- **Exercise**
Copy each line of the records below that mentions the word "Internet".

Stored dataset items
══════════
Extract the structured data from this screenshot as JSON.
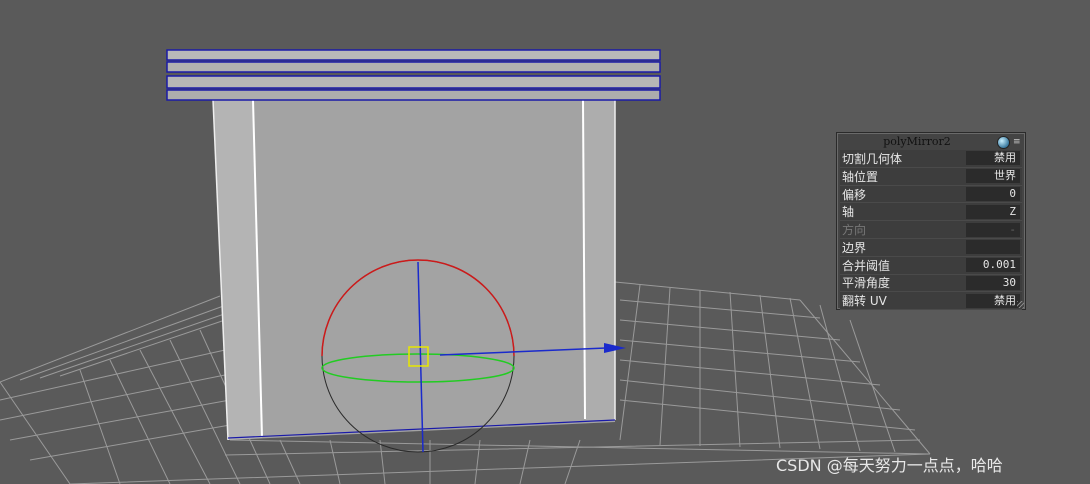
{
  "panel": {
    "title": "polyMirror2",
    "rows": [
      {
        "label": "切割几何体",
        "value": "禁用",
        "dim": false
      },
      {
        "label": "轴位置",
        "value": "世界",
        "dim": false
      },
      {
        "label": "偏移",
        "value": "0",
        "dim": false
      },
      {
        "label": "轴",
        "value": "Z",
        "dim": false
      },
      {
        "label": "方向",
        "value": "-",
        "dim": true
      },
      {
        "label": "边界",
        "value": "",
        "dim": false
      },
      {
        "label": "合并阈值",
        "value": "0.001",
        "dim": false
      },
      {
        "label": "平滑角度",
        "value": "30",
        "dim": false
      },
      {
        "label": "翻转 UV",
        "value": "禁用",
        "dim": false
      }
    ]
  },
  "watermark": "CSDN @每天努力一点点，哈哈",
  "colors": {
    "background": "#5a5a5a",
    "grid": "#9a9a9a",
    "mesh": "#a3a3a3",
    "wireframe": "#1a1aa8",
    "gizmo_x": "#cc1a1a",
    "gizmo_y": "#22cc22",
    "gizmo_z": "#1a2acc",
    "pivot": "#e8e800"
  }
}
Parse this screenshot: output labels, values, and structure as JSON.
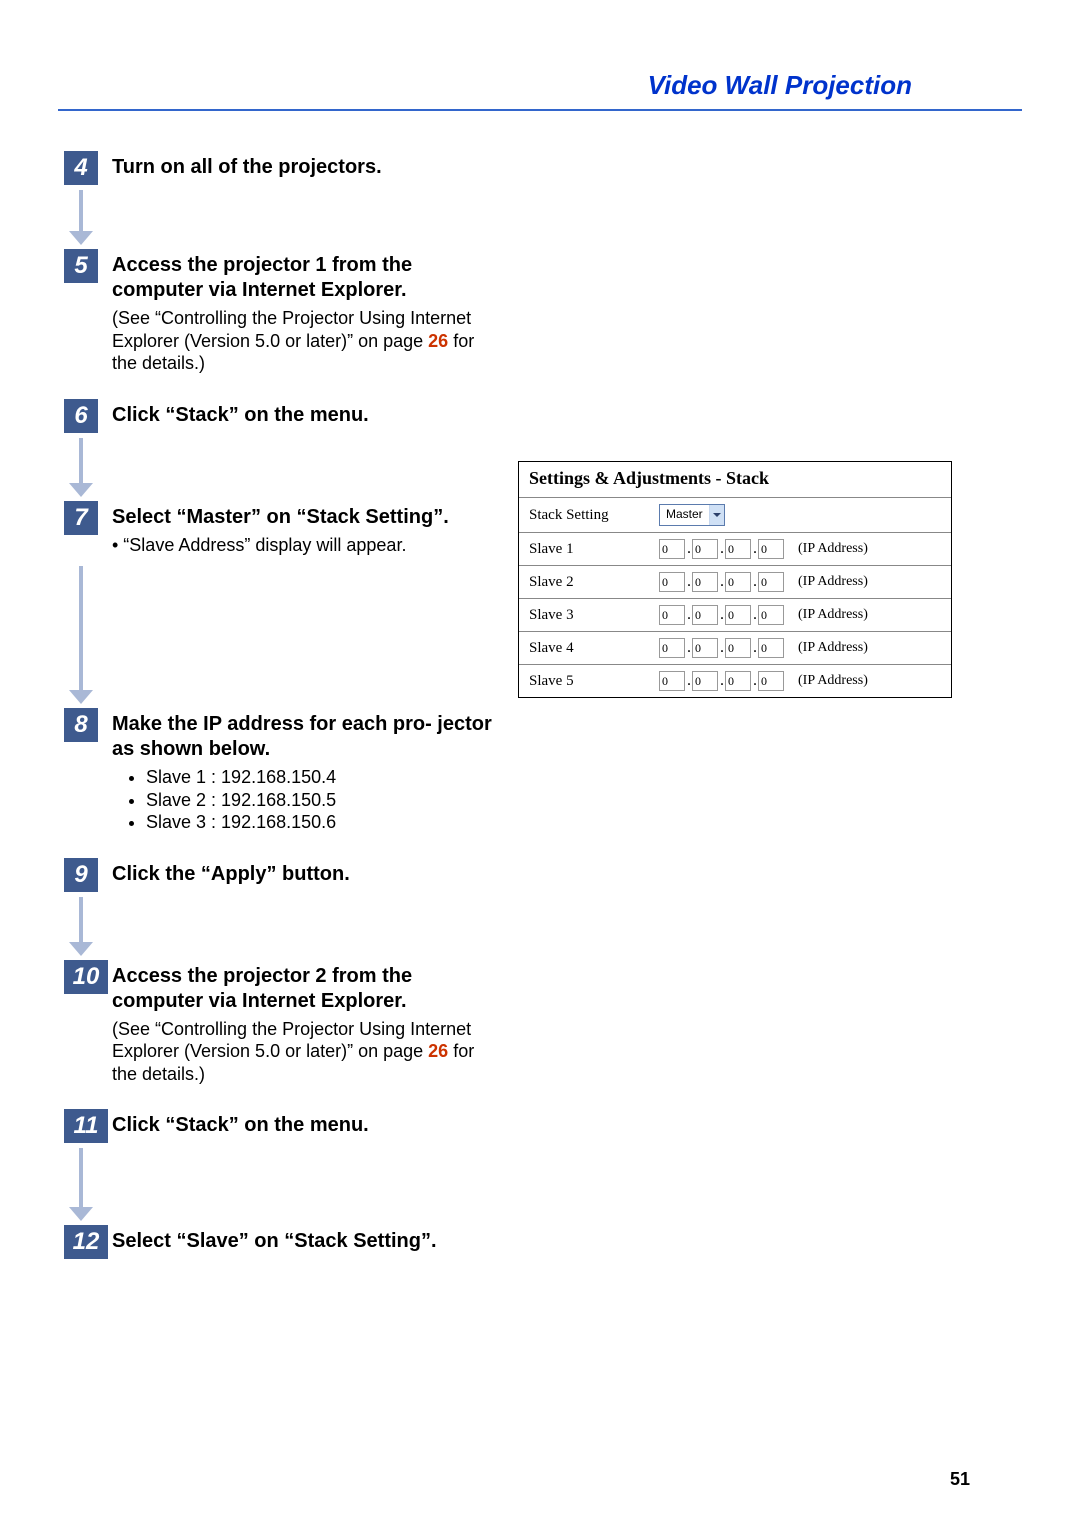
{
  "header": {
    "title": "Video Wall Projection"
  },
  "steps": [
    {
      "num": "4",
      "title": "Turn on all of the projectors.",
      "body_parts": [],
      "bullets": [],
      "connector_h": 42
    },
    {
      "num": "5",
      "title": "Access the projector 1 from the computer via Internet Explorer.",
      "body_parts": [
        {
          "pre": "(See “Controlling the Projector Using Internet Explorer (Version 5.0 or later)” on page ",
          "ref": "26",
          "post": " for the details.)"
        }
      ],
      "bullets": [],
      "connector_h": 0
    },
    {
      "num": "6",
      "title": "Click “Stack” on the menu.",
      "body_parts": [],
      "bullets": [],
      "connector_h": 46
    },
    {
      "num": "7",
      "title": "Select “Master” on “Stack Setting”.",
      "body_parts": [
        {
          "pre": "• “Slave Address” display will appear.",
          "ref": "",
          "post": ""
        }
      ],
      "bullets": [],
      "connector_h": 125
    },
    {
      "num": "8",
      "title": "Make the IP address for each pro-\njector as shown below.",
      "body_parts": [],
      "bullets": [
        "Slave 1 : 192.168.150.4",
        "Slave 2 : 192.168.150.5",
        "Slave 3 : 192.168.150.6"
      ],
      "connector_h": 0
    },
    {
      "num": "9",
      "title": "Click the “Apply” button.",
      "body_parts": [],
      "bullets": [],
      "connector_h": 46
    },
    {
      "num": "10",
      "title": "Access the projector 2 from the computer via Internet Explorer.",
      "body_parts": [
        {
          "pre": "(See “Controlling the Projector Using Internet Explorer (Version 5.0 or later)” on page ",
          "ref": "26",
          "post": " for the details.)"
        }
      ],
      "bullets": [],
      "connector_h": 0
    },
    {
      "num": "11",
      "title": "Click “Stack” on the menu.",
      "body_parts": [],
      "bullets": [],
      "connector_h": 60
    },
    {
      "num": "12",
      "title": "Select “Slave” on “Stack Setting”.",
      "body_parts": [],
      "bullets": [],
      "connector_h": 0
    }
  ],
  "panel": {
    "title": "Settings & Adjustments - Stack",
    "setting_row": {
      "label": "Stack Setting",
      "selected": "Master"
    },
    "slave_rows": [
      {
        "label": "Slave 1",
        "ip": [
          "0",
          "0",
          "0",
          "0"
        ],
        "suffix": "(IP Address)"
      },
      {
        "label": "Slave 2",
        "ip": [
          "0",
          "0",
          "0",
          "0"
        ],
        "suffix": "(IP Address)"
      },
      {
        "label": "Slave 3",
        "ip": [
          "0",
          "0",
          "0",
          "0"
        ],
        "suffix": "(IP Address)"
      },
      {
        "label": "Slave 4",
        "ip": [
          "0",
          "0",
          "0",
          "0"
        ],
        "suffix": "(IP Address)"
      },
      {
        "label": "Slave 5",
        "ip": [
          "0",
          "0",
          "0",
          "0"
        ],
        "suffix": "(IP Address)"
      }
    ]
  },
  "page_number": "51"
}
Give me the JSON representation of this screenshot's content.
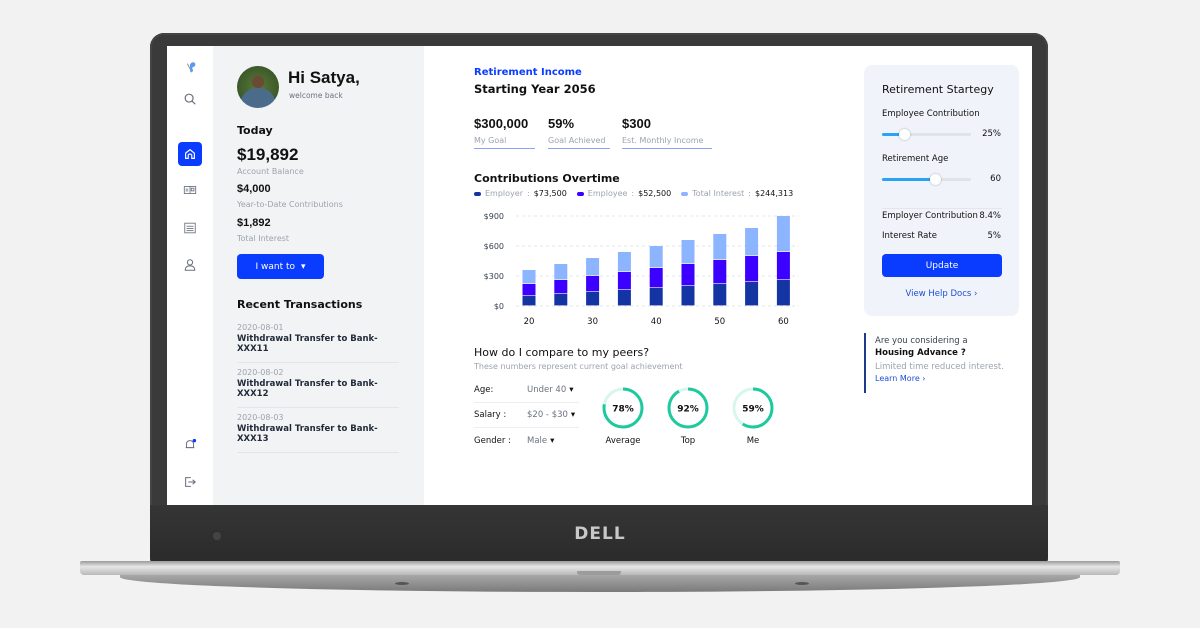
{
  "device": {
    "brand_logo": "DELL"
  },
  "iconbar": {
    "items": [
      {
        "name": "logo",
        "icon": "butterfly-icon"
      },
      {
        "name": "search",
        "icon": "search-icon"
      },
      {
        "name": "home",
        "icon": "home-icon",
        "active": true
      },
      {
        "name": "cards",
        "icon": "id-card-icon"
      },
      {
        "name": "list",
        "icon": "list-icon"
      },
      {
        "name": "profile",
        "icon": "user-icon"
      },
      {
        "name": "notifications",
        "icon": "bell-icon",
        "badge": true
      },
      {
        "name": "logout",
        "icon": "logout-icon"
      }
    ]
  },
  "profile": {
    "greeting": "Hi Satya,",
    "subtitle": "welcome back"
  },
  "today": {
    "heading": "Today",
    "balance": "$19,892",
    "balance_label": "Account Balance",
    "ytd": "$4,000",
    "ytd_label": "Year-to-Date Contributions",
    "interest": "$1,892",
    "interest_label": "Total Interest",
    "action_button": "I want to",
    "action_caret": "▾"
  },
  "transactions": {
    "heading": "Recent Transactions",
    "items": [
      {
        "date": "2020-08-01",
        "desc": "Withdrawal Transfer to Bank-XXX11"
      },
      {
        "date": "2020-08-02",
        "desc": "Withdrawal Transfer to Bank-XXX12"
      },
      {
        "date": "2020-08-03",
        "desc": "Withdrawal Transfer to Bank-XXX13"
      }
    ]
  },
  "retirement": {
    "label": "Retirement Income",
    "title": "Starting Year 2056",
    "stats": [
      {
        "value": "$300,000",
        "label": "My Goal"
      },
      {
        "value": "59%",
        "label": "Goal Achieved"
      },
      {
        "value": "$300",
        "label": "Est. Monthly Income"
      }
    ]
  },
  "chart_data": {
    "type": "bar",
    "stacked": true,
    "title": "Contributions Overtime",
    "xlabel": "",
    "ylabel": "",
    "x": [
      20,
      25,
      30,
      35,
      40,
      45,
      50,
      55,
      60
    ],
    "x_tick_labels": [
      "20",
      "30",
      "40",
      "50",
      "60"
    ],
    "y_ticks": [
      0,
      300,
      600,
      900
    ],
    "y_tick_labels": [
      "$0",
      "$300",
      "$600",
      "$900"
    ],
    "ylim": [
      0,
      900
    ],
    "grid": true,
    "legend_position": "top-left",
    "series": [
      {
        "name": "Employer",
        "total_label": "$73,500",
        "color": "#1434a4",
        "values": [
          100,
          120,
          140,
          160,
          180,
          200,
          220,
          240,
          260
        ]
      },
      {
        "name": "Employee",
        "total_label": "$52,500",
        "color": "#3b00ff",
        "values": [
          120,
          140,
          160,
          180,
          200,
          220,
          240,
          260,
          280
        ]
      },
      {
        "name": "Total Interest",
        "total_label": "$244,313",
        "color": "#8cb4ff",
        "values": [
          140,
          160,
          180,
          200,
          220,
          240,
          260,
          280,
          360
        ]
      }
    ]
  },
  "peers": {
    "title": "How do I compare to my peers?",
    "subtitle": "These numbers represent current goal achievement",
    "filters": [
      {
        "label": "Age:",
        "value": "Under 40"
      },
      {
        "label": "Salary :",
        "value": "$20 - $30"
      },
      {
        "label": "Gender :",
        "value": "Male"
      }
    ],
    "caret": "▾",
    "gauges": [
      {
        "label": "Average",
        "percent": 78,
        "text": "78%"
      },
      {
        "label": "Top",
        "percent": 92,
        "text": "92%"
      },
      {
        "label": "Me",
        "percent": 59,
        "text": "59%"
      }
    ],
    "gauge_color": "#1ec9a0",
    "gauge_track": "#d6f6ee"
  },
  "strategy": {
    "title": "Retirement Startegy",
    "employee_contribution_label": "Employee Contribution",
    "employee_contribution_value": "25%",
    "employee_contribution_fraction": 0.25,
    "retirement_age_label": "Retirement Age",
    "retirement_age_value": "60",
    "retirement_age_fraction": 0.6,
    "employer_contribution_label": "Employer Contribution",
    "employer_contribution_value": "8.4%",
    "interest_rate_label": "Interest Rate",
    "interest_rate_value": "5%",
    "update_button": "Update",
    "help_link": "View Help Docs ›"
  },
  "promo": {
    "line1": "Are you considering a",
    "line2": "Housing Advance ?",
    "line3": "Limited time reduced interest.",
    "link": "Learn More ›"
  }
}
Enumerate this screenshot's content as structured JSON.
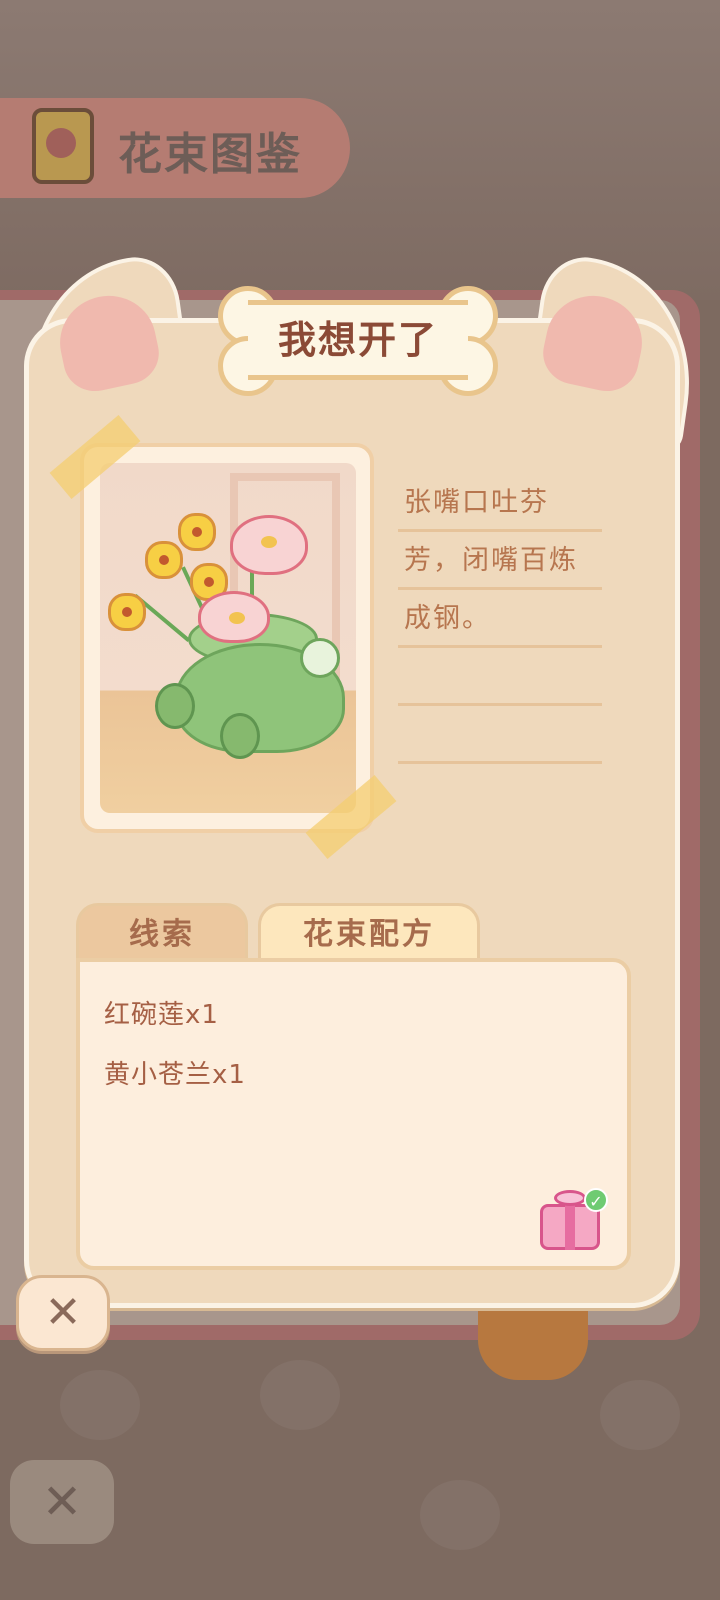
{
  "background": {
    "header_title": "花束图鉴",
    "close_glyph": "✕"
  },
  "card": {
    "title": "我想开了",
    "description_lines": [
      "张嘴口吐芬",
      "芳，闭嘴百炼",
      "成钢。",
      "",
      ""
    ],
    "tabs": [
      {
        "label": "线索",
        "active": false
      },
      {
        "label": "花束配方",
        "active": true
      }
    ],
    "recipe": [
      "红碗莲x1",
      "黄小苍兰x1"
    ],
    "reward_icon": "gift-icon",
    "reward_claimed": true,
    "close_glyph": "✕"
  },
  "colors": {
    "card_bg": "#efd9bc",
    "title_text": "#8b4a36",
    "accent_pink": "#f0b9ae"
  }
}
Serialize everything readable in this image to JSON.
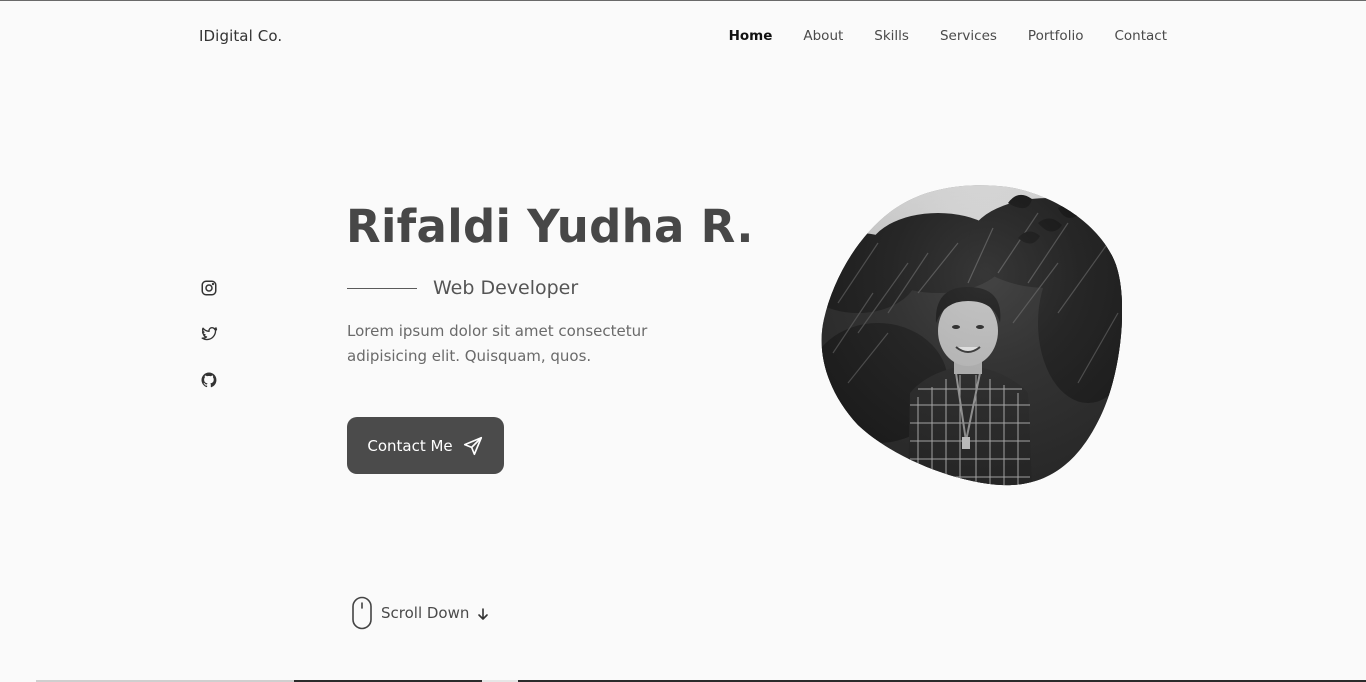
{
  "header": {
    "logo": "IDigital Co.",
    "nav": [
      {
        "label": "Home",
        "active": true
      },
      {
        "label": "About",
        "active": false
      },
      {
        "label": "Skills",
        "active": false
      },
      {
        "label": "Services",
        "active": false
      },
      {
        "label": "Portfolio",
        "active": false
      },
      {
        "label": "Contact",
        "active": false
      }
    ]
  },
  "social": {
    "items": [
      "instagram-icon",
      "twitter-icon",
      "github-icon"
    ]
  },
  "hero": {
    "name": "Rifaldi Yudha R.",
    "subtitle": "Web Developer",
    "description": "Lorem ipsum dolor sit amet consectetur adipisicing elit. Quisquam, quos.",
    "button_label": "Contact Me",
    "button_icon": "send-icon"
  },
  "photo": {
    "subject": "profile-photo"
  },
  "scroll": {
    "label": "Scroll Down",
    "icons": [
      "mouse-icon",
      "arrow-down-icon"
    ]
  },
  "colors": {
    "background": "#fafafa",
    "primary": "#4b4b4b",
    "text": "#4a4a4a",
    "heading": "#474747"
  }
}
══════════
- **Answer to this problem**
      "title": "Access the projector 1 from the computer via Internet Explorer.",
          "pre": "(See “Controlling the Projector Using Internet Explorer (Version 5.0 or later)” on page ",
      "title": "Access the projector 2 from the computer via Internet Explorer.",
          "pre": "(See “Controlling the Projector Using Internet Explorer (Version 5.0 or later)” on page ",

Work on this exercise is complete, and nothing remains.